MATERIALS PROVIDED section start
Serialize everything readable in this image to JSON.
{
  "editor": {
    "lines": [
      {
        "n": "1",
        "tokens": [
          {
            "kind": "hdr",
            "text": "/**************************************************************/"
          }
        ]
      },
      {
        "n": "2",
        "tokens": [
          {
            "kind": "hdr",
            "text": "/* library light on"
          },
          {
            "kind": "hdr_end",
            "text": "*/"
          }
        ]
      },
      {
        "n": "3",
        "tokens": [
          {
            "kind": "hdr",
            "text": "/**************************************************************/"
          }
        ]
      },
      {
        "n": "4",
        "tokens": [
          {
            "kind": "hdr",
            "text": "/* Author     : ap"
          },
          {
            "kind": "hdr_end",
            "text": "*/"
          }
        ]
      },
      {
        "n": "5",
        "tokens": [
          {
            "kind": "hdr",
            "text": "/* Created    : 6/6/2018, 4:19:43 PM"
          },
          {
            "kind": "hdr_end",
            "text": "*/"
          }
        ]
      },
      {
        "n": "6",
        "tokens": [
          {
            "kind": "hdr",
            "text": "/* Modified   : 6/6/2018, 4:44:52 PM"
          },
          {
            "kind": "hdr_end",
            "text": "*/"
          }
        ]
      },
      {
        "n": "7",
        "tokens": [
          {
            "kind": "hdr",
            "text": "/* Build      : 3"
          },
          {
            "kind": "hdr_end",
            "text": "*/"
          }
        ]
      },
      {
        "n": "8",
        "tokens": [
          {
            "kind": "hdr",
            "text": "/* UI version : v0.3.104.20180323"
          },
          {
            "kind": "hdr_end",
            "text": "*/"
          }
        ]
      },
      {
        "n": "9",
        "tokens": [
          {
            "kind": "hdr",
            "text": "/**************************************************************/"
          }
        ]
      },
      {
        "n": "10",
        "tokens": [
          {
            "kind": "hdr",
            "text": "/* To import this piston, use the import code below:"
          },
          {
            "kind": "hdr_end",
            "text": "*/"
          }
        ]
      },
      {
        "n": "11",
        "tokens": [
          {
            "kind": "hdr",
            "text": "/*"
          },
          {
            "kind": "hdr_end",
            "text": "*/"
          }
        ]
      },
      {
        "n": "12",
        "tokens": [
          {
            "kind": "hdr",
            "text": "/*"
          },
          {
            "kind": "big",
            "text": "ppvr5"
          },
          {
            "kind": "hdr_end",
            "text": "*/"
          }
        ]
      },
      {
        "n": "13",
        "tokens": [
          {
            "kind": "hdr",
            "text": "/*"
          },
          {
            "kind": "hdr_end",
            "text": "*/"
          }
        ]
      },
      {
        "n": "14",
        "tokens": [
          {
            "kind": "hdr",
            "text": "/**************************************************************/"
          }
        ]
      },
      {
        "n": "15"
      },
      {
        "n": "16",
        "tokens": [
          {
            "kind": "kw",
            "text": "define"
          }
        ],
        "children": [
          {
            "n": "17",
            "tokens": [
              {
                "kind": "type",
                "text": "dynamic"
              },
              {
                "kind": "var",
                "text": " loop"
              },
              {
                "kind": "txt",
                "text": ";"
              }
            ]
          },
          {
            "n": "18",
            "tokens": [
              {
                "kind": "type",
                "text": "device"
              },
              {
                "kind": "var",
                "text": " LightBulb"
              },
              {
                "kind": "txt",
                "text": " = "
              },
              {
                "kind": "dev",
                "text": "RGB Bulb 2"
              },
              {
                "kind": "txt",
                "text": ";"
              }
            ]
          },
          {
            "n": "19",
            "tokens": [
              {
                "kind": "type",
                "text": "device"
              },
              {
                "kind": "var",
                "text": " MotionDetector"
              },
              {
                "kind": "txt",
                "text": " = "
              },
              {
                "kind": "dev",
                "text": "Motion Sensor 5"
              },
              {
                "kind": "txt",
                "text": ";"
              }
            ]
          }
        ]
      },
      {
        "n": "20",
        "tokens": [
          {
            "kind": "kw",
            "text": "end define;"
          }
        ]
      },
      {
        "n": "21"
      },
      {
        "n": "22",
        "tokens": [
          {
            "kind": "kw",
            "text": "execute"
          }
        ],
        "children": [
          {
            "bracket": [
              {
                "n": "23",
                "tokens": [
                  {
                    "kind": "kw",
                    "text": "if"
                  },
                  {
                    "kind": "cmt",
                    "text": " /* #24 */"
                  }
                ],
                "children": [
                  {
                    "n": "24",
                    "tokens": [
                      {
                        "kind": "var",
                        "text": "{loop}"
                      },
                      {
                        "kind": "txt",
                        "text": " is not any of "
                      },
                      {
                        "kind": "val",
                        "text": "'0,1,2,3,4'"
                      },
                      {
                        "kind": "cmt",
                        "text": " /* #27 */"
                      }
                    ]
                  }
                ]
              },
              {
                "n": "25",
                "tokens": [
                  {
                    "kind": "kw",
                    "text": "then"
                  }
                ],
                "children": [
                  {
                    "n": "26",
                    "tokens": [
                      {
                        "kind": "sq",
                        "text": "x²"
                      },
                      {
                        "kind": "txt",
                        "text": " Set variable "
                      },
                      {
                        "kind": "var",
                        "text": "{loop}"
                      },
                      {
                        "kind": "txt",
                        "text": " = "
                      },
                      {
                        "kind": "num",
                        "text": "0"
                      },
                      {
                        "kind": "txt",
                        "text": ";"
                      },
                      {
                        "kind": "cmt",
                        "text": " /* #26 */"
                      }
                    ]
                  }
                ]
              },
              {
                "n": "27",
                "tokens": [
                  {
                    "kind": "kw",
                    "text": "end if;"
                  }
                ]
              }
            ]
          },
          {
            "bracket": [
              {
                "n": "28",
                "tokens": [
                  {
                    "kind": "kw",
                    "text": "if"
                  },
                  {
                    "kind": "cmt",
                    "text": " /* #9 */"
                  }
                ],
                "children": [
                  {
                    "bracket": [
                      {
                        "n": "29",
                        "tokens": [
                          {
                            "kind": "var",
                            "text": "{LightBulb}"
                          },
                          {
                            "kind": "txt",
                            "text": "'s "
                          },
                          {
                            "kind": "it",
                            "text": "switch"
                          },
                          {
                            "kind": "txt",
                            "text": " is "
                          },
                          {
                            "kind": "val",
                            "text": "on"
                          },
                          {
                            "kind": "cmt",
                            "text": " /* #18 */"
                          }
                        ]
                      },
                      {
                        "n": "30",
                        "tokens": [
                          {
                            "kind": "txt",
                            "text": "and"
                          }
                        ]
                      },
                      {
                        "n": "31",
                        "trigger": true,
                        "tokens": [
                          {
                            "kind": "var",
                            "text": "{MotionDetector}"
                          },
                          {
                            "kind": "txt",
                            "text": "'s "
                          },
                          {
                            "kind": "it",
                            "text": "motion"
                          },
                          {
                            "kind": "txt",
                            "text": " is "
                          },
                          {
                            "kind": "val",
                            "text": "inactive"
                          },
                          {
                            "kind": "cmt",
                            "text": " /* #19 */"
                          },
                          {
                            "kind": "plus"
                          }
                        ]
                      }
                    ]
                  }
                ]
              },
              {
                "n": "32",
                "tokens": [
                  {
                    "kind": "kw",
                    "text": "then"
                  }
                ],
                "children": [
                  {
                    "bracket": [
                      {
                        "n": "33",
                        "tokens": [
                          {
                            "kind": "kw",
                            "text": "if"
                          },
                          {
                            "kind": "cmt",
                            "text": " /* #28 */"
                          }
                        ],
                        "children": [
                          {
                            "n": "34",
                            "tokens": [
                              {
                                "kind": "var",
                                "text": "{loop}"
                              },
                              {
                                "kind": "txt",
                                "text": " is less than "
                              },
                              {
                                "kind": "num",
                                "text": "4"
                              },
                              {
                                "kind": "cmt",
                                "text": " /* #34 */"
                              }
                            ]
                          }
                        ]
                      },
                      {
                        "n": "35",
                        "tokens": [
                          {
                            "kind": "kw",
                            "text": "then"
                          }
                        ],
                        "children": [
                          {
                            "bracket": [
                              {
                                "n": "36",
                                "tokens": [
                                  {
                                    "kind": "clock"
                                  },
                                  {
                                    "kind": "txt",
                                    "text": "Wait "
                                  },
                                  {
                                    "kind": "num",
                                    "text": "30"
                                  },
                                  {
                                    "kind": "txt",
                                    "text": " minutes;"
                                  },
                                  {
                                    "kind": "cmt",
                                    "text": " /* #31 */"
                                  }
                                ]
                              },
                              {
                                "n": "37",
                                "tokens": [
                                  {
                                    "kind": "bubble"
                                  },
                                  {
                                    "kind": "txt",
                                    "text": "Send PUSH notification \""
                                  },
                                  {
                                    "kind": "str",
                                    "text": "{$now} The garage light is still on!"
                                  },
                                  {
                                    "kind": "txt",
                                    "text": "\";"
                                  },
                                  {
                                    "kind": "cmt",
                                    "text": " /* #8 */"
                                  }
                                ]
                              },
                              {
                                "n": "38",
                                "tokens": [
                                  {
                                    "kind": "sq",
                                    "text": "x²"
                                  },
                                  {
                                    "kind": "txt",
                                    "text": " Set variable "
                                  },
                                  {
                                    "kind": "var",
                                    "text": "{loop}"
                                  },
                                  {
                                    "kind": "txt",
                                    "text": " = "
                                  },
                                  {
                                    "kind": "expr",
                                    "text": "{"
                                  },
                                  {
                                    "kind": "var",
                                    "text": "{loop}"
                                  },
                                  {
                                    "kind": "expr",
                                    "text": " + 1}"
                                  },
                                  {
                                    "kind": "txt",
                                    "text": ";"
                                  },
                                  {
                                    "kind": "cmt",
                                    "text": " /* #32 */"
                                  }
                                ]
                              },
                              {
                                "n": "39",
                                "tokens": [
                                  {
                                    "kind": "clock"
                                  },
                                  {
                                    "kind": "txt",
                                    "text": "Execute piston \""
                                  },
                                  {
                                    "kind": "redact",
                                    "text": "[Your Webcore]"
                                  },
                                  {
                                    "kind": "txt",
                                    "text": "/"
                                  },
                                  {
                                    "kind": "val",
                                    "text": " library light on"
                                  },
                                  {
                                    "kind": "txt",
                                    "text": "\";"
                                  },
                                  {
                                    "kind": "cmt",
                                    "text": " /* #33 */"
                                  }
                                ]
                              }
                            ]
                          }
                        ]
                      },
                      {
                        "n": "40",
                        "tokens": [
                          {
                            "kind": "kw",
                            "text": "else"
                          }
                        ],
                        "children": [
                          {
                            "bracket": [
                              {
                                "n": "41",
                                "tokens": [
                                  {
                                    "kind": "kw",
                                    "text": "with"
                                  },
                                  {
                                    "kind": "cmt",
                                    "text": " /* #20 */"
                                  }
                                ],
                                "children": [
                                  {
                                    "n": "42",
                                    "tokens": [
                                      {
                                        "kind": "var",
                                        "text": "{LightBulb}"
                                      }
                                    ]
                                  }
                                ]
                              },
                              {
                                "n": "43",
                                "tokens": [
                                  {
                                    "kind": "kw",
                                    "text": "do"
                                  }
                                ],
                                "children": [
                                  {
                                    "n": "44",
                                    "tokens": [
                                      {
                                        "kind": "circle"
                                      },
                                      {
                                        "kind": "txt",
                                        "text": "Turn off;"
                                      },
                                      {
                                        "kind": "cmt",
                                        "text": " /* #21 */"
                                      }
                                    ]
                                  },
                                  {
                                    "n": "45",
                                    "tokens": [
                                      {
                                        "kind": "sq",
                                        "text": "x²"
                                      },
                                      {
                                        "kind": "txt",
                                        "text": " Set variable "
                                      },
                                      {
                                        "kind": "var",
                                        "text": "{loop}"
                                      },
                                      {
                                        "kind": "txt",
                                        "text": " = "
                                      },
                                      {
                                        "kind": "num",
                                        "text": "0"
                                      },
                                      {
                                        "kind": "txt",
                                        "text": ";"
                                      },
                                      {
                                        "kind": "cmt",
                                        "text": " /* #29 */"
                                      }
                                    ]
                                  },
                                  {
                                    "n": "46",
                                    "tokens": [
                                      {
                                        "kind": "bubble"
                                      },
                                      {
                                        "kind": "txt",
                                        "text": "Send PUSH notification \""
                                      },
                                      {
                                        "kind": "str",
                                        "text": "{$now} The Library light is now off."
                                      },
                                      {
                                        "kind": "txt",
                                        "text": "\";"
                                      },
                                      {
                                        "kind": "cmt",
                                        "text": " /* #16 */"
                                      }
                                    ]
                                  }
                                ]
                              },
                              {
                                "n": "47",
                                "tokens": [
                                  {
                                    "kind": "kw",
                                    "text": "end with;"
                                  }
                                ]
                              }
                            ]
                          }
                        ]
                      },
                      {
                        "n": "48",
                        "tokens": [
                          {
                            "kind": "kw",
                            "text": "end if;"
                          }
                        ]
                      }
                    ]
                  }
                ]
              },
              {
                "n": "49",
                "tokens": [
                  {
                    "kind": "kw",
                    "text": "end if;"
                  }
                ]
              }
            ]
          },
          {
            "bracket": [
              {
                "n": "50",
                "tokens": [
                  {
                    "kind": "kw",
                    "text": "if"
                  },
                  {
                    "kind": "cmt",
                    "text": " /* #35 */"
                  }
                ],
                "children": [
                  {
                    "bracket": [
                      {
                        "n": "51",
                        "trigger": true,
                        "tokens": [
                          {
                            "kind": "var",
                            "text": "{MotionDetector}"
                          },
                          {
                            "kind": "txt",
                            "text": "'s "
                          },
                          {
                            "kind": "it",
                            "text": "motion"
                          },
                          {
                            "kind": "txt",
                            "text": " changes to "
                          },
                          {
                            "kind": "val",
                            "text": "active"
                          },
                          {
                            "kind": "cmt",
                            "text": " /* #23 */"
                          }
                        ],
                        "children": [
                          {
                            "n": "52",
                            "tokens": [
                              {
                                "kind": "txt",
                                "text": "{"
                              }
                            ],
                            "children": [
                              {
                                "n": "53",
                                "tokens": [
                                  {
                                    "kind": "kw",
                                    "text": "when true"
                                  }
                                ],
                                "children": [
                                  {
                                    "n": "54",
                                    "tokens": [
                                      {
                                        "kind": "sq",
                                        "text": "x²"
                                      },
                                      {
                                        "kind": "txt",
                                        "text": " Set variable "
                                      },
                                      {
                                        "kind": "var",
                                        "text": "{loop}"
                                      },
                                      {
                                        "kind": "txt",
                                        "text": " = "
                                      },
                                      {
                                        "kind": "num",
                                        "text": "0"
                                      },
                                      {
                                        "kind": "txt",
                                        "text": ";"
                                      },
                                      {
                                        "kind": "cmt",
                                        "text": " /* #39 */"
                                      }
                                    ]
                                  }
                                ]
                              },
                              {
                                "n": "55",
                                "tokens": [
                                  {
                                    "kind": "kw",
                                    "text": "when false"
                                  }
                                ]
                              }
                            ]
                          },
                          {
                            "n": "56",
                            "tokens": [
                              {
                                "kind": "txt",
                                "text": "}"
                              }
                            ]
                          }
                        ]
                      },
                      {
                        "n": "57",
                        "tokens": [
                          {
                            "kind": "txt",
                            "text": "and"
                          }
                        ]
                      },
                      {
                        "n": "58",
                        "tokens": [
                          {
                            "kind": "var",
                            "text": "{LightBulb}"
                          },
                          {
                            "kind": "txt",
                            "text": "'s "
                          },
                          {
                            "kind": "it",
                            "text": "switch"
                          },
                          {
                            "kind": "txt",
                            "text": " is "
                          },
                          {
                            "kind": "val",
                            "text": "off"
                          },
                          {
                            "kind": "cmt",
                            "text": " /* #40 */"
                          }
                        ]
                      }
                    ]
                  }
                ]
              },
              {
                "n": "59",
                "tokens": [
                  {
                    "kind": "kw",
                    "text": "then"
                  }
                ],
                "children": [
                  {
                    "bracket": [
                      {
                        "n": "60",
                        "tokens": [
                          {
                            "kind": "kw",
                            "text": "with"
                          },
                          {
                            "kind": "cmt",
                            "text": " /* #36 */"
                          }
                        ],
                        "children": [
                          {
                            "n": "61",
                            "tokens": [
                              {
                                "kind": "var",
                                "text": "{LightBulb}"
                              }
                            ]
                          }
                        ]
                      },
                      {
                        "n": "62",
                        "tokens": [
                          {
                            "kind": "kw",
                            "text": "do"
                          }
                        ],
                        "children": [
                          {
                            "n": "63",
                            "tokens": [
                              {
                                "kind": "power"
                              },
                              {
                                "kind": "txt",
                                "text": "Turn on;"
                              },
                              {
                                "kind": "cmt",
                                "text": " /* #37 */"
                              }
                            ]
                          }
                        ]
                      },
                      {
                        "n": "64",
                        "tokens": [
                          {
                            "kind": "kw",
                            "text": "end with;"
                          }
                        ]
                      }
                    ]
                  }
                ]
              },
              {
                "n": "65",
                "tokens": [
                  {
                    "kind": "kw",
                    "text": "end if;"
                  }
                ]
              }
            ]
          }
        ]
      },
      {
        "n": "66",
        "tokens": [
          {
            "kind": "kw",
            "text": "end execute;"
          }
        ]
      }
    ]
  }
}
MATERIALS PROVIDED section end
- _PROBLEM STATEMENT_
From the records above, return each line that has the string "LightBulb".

- _WRITTEN REPLY_
                "text": " LightBulb"
                            "text": "{LightBulb}"
                                        "text": "{LightBulb}"
                            "text": "{LightBulb}"
                                "text": "{LightBulb}"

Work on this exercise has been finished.